Data:
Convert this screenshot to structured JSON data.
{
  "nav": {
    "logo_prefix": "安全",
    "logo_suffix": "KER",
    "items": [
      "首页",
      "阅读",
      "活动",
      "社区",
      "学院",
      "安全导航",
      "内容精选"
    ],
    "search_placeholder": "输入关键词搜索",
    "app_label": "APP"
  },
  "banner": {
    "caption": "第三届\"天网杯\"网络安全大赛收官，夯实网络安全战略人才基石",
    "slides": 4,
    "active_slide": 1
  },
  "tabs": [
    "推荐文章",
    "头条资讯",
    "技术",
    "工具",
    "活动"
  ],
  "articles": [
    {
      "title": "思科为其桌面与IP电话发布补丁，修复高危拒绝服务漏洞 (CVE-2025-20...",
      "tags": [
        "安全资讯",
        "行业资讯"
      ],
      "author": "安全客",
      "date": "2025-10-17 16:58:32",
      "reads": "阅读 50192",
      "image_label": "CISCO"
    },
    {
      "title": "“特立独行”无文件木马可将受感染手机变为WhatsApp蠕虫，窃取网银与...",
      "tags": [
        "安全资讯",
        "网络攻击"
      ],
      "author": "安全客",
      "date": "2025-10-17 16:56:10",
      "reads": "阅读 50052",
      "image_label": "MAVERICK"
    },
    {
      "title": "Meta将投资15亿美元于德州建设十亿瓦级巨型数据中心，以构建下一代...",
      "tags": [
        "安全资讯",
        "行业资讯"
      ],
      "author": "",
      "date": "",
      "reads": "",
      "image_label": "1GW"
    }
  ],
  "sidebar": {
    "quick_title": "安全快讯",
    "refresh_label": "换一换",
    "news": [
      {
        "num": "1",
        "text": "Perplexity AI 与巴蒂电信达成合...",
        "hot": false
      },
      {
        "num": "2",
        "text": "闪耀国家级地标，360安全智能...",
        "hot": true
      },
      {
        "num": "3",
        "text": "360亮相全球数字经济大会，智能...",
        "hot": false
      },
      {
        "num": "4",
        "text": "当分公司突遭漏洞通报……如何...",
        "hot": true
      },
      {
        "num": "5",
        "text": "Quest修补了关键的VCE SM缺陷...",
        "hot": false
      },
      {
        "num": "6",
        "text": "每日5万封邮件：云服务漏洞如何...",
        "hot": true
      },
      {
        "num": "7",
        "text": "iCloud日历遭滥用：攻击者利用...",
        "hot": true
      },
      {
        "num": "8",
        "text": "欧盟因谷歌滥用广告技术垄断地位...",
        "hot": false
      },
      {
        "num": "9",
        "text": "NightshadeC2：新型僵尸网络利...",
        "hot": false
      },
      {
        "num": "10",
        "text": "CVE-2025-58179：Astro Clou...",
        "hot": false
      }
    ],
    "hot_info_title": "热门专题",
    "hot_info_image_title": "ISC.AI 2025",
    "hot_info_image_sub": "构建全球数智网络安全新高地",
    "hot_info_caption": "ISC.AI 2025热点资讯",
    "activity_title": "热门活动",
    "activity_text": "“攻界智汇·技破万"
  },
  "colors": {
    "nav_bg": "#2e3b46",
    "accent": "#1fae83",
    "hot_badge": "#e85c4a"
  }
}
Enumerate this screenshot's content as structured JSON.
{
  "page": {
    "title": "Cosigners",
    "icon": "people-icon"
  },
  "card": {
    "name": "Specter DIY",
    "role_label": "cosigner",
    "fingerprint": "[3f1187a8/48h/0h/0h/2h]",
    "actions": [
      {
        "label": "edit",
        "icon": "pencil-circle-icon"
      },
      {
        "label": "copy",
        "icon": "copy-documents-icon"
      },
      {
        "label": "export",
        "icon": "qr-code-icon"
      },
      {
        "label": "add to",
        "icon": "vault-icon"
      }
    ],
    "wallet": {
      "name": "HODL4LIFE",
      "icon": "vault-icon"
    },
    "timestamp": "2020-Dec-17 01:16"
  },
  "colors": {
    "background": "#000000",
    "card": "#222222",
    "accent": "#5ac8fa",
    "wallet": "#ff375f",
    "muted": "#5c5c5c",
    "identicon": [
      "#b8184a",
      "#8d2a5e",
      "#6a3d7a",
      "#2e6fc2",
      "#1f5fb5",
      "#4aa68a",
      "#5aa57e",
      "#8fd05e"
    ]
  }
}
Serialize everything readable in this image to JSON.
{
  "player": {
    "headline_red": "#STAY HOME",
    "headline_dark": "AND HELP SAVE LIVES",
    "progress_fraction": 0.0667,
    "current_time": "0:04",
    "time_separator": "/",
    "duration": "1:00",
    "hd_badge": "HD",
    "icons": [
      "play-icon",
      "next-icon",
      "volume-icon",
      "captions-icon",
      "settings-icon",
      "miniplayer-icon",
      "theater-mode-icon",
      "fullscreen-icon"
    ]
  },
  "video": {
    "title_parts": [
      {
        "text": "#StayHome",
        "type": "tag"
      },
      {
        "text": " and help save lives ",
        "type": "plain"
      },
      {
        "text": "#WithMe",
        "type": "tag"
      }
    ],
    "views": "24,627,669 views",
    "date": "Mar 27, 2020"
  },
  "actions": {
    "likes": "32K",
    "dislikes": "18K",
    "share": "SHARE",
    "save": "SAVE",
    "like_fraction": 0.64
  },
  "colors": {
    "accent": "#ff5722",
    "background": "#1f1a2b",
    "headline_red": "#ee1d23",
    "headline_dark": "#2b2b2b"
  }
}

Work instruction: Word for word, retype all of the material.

Solved exercise:
Convert this screenshot to structured JSON data.
{
  "nav": {
    "logo_prefix": "安全",
    "logo_suffix": "KER",
    "items": [
      "首页",
      "阅读",
      "活动",
      "社区",
      "学院",
      "安全导航",
      "内容精选"
    ],
    "search_placeholder": "输入关键词搜索",
    "app_label": "APP"
  },
  "banner": {
    "caption": "第三届\"天网杯\"网络安全大赛收官，夯实网络安全战略人才基石",
    "slides": 4,
    "active_slide": 1
  },
  "tabs": [
    "推荐文章",
    "头条资讯",
    "技术",
    "工具",
    "活动"
  ],
  "articles": [
    {
      "title": "思科为其桌面与IP电话发布补丁，修复高危拒绝服务漏洞 (CVE-2025-20...",
      "tags": [
        "安全资讯",
        "行业资讯"
      ],
      "author": "安全客",
      "date": "2025-10-17 16:58:32",
      "reads": "阅读 50192",
      "image_label": "CISCO"
    },
    {
      "title": "“特立独行”无文件木马可将受感染手机变为WhatsApp蠕虫，窃取网银与...",
      "tags": [
        "安全资讯",
        "网络攻击"
      ],
      "author": "安全客",
      "date": "2025-10-17 16:56:10",
      "reads": "阅读 50052",
      "image_label": "MAVERICK"
    },
    {
      "title": "Meta将投资15亿美元于德州建设十亿瓦级巨型数据中心，以构建下一代...",
      "tags": [
        "安全资讯",
        "行业资讯"
      ],
      "author": "",
      "date": "",
      "reads": "",
      "image_label": "1GW"
    }
  ],
  "sidebar": {
    "quick_title": "安全快讯",
    "refresh_label": "换一换",
    "news": [
      {
        "num": "1",
        "text": "Perplexity AI 与巴蒂电信达成合...",
        "hot": false
      },
      {
        "num": "2",
        "text": "闪耀国家级地标，360安全智能...",
        "hot": true
      },
      {
        "num": "3",
        "text": "360亮相全球数字经济大会，智能...",
        "hot": false
      },
      {
        "num": "4",
        "text": "当分公司突遭漏洞通报……如何...",
        "hot": true
      },
      {
        "num": "5",
        "text": "Quest修补了关键的VCE SM缺陷...",
        "hot": false
      },
      {
        "num": "6",
        "text": "每日5万封邮件：云服务漏洞如何...",
        "hot": true
      },
      {
        "num": "7",
        "text": "iCloud日历遭滥用：攻击者利用...",
        "hot": true
      },
      {
        "num": "8",
        "text": "欧盟因谷歌滥用广告技术垄断地位...",
        "hot": false
      },
      {
        "num": "9",
        "text": "NightshadeC2：新型僵尸网络利...",
        "hot": false
      },
      {
        "num": "10",
        "text": "CVE-2025-58179：Astro Clou...",
        "hot": false
      }
    ],
    "hot_info_title": "热门专题",
    "hot_info_image_title": "ISC.AI 2025",
    "hot_info_image_sub": "构建全球数智网络安全新高地",
    "hot_info_caption": "ISC.AI 2025热点资讯",
    "activity_title": "热门活动",
    "activity_text": "“攻界智汇·技破万"
  },
  "colors": {
    "nav_bg": "#2e3b46",
    "accent": "#1fae83",
    "hot_badge": "#e85c4a"
  }
}
Enumerate this screenshot's content as structured JSON.
{
  "page": {
    "title": "Cosigners",
    "icon": "people-icon"
  },
  "card": {
    "name": "Specter DIY",
    "role_label": "cosigner",
    "fingerprint": "[3f1187a8/48h/0h/0h/2h]",
    "actions": [
      {
        "label": "edit",
        "icon": "pencil-circle-icon"
      },
      {
        "label": "copy",
        "icon": "copy-documents-icon"
      },
      {
        "label": "export",
        "icon": "qr-code-icon"
      },
      {
        "label": "add to",
        "icon": "vault-icon"
      }
    ],
    "wallet": {
      "name": "HODL4LIFE",
      "icon": "vault-icon"
    },
    "timestamp": "2020-Dec-17 01:16"
  },
  "colors": {
    "background": "#000000",
    "card": "#222222",
    "accent": "#5ac8fa",
    "wallet": "#ff375f",
    "muted": "#5c5c5c",
    "identicon": [
      "#b8184a",
      "#8d2a5e",
      "#6a3d7a",
      "#2e6fc2",
      "#1f5fb5",
      "#4aa68a",
      "#5aa57e",
      "#8fd05e"
    ]
  }
}
Serialize everything readable in this image to JSON.
{
  "player": {
    "headline_red": "#STAY HOME",
    "headline_dark": "AND HELP SAVE LIVES",
    "progress_fraction": 0.0667,
    "current_time": "0:04",
    "time_separator": "/",
    "duration": "1:00",
    "hd_badge": "HD",
    "icons": [
      "play-icon",
      "next-icon",
      "volume-icon",
      "captions-icon",
      "settings-icon",
      "miniplayer-icon",
      "theater-mode-icon",
      "fullscreen-icon"
    ]
  },
  "video": {
    "title_parts": [
      {
        "text": "#StayHome",
        "type": "tag"
      },
      {
        "text": " and help save lives ",
        "type": "plain"
      },
      {
        "text": "#WithMe",
        "type": "tag"
      }
    ],
    "views": "24,627,669 views",
    "date": "Mar 27, 2020"
  },
  "actions": {
    "likes": "32K",
    "dislikes": "18K",
    "share": "SHARE",
    "save": "SAVE",
    "like_fraction": 0.64
  },
  "colors": {
    "accent": "#ff5722",
    "background": "#1f1a2b",
    "headline_red": "#ee1d23",
    "headline_dark": "#2b2b2b"
  }
}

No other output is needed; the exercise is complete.